I was very surprised it has been the most humbling experience throughout my career. Um, I never thought that I would even be nominated for the award, much less Lindy award. Um, I do what I do because I love my job. I love to help people and I try to treat everyone just as if it was my family here and winning this award. Nothing could top it ever in my career. Um, it’s been a very special, very special time. I love to see people happy. I love to see people smile. And so for me, winning this award, um, it wasn’t about me. I feel like I’ve won this award for my team. I feel like my team has got to shine a little bit we’ve um, and they smile. My team has been smiling since the award ceremony. And, um, so that’s made me happy. It’s not, it’s not been about me. It’s been about my team here at Southern Tennessee, regional and plasty.
Speaker 1 (14:39):
Well, I know how much LifePoint health, uh, appreciates you and obviously, uh, the award reflects that. And we just thank you for your service and thank you so much for spending some time with us today. Just talking about the experiences you’re having, uh, at the hospital, uh, with this tough pandemic, uh, and your family life that, uh, uh, is so inspiring. Thanks a lot. Thank you so much for having me. I appreciate it.

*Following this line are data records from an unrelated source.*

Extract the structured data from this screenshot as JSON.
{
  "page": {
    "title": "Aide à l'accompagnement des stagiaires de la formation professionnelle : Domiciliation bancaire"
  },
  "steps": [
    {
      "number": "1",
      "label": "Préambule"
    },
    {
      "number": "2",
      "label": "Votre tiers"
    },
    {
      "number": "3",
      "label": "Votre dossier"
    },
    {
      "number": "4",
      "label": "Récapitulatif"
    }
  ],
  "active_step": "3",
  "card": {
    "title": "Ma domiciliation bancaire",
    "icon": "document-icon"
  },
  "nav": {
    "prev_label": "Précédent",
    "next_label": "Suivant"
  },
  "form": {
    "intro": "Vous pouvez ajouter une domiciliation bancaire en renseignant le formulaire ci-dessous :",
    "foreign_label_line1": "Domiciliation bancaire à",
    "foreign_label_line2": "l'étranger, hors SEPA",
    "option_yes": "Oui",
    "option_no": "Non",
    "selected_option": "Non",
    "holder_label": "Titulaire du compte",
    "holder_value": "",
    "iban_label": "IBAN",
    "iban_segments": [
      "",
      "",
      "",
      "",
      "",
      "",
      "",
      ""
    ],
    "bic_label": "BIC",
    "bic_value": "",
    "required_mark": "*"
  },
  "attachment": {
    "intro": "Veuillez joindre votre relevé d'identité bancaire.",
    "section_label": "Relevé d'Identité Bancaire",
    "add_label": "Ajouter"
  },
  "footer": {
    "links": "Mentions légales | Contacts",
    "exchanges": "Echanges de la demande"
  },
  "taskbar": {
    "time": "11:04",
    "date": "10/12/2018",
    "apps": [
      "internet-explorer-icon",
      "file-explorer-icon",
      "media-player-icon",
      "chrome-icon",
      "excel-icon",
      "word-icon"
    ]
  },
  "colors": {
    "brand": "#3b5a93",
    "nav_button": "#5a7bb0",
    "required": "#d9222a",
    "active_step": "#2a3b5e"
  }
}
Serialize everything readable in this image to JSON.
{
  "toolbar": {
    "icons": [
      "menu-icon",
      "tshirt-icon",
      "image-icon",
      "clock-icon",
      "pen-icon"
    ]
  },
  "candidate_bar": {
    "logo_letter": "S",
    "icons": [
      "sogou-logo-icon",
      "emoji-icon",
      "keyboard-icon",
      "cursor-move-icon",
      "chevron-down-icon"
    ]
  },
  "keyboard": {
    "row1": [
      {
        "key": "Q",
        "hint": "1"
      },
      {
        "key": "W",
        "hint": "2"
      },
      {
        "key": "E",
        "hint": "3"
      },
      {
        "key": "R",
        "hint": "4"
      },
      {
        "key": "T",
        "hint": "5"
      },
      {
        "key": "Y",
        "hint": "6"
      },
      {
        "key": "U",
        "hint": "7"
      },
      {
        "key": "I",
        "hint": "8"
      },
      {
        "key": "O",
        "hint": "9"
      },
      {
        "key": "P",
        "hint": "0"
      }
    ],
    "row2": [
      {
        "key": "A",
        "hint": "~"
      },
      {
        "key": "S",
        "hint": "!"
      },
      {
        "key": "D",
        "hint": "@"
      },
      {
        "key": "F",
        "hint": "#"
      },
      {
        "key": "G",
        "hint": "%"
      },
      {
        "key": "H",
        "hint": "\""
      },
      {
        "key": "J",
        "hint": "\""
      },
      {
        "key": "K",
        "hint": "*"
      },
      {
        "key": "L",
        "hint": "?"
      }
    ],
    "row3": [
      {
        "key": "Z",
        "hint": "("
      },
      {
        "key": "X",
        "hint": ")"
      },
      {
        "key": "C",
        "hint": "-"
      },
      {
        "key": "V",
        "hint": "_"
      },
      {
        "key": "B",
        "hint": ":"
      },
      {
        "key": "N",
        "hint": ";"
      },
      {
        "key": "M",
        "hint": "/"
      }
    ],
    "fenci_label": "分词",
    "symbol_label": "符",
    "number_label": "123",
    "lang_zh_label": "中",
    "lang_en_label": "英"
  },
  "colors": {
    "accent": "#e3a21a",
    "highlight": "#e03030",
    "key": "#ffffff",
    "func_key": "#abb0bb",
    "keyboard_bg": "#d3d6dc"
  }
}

“Jessica was already a steady and welcome presence for patients and colleagues alike, but her positive impact took on even more significance and meaning after the pandemic began,” says David Dill, president and chief executive officer (CEO) of LifePoint Health. “The grace, kindness and fortitude she lives out within and beyond her hospital’s walls is needed more than ever. Jessica is a living embodiment of our mission of Making Communities Healthier and the legacy on which this company was founded.”
Jessica’s days begin with a 70-mile commute to the STRHS-Pulaski campus from her home, where she cares for her mother – a long-term cancer patient – and patiently works with her seven-year-old son, who has autism and only recently began speaking. During her shifts at the hospital as a respiratory therapist, she works tirelessly to comfort patients in both body and spirit.
Over the course of the pandemic, Jessica has been helping to change lives one act of mercy at a time. From providing small but impactful gifts for patients and being a comforting presence to those isolated from loved ones, to helping a patient regain the will to continue his fight against COVID-19 after the devastating news of his wife’s death from the virus, Jessica has been a calming beacon in the eye of the storm for so many. Beyond her hospital’s walls, stories of her kindness include a particularly poignant instance where she purchased clothing for two developmentally disabled and homeless brothers and helped them secure housing after they were discharged from the hospital.
“Wherever she is, Jessica’s strength, compassion and humility serve as a shining light and source of hope for those who cross her path,” says Jim Edmondson, CEO of STRHS-Pulaski. “She inspires me and lifts me up. We are so proud she is a part of our STRHS-Pulaski family, and we are thrilled that she has been honored with the 2021 LifePoint Health companywide Mercy Award.”